Lesson Number Seven: "Branding, Brokering And The Art Of Deal-Making."Guest Lecturer, Russell Simmons, Founder Of Def Jam Records and Phat Farm Clothing and Chairman of The Hip-Hop Summit Action Network. The man referred to as a "godfather" of the Hip-Hop industry and its quintessential mogul, provides an exclusive view of his approach to deal-making, branding and line-extension that have caused billionaire businessmen, multinational corporations and politicians to seek his counsel and guidance. Included is his thinking regarding negotiations, political compromise and boycotts. "Professor" Simmons also gives his view of what strategies the music industry is going to have to pursue if it is to recover, and offers his intriguing explanation of why overall Hip-Hop sales have declined. Mr. Simmons provides a clear explanation of the unified worldview that guides his thinking and behavior as an entrepreneur, political activist, and social philanthropist.

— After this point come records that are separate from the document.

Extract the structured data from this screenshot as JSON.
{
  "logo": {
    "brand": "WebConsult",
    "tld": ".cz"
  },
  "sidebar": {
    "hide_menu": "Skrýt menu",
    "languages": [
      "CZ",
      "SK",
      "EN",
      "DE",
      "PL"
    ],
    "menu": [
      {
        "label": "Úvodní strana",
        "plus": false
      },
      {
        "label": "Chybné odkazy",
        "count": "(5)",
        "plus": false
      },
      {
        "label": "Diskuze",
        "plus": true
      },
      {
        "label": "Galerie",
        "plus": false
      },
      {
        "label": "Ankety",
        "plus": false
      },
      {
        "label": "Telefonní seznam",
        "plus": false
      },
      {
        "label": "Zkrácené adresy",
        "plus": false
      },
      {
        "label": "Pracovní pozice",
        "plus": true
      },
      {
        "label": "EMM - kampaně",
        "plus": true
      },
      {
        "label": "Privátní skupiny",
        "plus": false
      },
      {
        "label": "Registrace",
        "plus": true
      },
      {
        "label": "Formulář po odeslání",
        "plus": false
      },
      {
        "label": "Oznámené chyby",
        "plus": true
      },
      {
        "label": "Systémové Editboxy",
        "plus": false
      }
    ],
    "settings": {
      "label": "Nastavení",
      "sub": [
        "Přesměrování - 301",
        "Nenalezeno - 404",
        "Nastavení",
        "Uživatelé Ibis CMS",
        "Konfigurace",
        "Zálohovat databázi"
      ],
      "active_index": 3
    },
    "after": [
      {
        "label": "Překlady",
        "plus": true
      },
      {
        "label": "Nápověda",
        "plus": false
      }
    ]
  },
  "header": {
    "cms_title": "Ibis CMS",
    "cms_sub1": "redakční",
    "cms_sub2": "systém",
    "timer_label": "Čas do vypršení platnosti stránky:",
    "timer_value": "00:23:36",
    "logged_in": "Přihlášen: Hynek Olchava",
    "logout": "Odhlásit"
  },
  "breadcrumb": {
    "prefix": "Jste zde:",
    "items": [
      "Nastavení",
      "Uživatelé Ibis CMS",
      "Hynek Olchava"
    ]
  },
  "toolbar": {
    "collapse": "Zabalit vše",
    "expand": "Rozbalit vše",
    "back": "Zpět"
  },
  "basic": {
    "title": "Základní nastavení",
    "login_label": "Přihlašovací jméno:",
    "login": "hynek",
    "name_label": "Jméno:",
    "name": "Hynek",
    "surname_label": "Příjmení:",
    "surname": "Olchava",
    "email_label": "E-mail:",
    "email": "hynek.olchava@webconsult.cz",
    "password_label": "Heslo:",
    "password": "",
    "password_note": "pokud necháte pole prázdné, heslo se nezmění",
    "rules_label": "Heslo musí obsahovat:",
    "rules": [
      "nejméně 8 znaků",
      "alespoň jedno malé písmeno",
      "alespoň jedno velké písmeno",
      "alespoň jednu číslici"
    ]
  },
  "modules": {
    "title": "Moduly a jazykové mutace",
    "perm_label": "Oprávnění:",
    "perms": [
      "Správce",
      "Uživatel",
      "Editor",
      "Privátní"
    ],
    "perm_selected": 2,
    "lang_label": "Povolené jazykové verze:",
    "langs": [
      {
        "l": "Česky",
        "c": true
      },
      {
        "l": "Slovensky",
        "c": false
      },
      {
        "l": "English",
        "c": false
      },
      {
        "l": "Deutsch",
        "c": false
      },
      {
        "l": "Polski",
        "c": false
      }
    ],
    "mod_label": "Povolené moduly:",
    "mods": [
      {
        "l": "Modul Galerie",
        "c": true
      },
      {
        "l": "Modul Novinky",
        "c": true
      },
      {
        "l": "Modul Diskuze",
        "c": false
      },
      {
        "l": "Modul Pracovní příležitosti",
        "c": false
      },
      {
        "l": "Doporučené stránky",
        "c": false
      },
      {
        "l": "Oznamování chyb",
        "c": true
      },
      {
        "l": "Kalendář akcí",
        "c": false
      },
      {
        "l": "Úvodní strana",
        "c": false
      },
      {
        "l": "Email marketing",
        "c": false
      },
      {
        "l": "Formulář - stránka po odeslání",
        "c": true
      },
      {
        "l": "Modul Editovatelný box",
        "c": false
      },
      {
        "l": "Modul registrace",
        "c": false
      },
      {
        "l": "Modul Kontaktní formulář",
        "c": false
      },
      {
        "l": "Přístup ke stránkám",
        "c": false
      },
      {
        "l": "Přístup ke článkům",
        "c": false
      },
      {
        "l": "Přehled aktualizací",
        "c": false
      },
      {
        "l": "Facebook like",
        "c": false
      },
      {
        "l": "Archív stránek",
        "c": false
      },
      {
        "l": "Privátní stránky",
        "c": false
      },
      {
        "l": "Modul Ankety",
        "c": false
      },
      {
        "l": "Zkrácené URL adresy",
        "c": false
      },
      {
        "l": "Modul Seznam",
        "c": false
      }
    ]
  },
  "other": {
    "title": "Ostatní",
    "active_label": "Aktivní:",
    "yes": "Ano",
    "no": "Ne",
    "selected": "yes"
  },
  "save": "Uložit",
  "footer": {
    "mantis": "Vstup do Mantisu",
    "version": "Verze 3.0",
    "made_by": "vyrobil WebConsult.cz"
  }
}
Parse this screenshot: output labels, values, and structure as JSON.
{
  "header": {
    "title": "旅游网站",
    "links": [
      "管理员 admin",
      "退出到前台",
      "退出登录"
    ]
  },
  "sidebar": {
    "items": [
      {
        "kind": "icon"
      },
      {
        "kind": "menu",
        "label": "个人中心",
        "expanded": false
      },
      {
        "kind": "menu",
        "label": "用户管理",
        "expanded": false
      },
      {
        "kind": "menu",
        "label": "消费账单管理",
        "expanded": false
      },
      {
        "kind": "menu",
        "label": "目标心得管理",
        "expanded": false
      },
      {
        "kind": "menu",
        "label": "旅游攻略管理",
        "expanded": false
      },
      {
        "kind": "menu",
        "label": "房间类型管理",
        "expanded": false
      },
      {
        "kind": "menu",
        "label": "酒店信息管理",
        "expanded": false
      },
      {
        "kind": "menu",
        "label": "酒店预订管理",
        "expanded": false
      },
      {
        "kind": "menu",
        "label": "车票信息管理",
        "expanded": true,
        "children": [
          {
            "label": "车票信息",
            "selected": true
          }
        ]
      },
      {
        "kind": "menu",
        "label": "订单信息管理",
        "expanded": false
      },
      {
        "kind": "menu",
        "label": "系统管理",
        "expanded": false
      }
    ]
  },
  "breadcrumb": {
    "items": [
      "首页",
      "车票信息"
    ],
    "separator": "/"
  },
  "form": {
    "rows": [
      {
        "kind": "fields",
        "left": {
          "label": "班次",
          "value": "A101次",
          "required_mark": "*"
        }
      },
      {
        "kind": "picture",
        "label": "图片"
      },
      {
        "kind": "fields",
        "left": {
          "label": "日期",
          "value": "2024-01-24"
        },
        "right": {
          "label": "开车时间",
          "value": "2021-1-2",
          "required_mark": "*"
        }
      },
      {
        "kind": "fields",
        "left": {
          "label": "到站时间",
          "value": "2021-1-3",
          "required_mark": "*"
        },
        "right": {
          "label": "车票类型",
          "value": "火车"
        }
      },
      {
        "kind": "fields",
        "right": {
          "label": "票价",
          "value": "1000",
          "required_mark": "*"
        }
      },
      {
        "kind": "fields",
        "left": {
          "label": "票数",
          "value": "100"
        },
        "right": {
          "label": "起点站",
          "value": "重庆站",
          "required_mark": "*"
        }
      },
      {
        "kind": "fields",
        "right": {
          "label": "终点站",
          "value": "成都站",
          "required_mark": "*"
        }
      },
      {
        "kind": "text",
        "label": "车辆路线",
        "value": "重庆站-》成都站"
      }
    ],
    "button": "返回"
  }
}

Lesson Number Eight: "Why Most Small Businesses Fail" Guest Lecturer, Michael Gerber, Chairman, E-Myth WorldWide. Why do 80% of all small business fail? In plain language, small business consultant and best-selling author Michael Gerber gives a powerful answer. Michael Gerber describes the properly-motivated Entrepreneur and what separates him or her from the "qualified" but deluded Technician and Manager who masquerades as an aspiring businessperson. Mr. Gerber describes the three elements in all of our personalities that contribute to a successful start-up and business organization and the precise planning that is required to keep a new business in the black and out of the red.

Lesson Number Nine: "Black Business and Access To Capital." Why are Blacks 50% more likely than others to attempt to launch a business? This lesson looks at the anecdotal and empirical evidence supporting the increasingly recognized phenomenon of Black entrepreneurs, where they are appearing and how well they are doing in obtaining financial capital - through debt, equity and business opportunities in the public and private sector. The political and economic paradigms of the popular concept of "access to capital" are explained in detail as well as the implications they have for the economic future of Black Americans. An intriguing look is provided of the juxtaposition of the "plight" of Black business districts and traditional "mom and pop" businesses on one hand; and the "success" of Black-owned companies that have obtained venture and equity capital in financial markets (and those that have been "bought-out" by corporations), on the other. A look at the position of Black entrepreneurs in the wealth distribution, and the condition of the Black-publicly traded firms and Black-owned banks is included.

Lesson Number Ten: "Pain, Suffering And The Entrepreneurial Mind." Is suffering the mother of invention? Using history, science, anecdotes, scripture and a unique view of "wealth" and "capital", Cedric Muhammad provides powerful evidence that the seeds of business success and personal fulfillment are indeed watered by adversity and dissatisfaction. In looking at the frustrated corporate professional, discriminated minority groups, and "criminals", a case is made that most creative thoughts are baked in the furnace of affliction. What is it about dissatisfaction that leads to experimentation and revolutionary change - not only in business but in a variety of other disciplines? And is there a spiritual dimension? This lesson looks at the relationship between "purpose", "talent", and the process by which they are converted into "commerce".

Note: You can enroll for classes in the Business Semester at at:

Wednesday, September 24, 2003

To discuss this article further enter The Deeper Look Dialogue Room

The views and opinions expressed herein by the author do not necessarily represent the opinions or position of or Black Electorate Communications.

Copyright © 2000-2002 BEC